Stored items:

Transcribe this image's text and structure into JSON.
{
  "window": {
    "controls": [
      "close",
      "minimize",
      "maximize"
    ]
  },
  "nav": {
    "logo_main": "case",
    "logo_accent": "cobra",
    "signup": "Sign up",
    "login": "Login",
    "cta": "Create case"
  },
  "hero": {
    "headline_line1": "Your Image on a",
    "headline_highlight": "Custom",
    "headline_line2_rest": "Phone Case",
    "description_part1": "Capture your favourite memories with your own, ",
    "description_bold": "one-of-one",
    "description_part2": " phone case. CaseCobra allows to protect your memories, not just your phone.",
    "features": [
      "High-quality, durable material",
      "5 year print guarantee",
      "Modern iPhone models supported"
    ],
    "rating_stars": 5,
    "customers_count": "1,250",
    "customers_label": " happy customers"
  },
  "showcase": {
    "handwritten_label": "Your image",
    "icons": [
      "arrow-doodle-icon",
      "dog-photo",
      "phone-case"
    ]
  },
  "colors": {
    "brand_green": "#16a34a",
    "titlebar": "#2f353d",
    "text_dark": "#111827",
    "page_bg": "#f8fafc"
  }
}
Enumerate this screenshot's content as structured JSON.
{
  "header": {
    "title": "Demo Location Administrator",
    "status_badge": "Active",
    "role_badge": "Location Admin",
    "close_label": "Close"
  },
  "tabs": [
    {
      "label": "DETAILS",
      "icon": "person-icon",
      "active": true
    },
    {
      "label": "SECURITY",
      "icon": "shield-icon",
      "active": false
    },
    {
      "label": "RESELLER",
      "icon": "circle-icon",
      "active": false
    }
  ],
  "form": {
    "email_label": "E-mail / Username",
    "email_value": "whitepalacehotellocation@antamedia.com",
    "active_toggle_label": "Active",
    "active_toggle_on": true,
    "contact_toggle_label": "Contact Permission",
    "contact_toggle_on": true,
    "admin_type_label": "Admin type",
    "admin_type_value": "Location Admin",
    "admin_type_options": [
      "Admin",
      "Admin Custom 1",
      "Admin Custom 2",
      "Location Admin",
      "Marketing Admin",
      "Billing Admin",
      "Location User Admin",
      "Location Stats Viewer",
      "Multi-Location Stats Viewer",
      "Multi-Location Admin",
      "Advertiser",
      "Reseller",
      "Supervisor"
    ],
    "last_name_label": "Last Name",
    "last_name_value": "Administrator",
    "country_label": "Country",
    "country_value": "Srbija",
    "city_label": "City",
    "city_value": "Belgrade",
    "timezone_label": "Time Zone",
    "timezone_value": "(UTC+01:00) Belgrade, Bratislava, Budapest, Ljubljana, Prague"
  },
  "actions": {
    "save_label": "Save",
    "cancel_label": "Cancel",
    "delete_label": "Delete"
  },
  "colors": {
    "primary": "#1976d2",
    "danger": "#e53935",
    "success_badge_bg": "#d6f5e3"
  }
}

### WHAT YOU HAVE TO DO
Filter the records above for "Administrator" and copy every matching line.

### TASK RESPONSE
    "title": "Demo Location Administrator",
    "last_name_value": "Administrator",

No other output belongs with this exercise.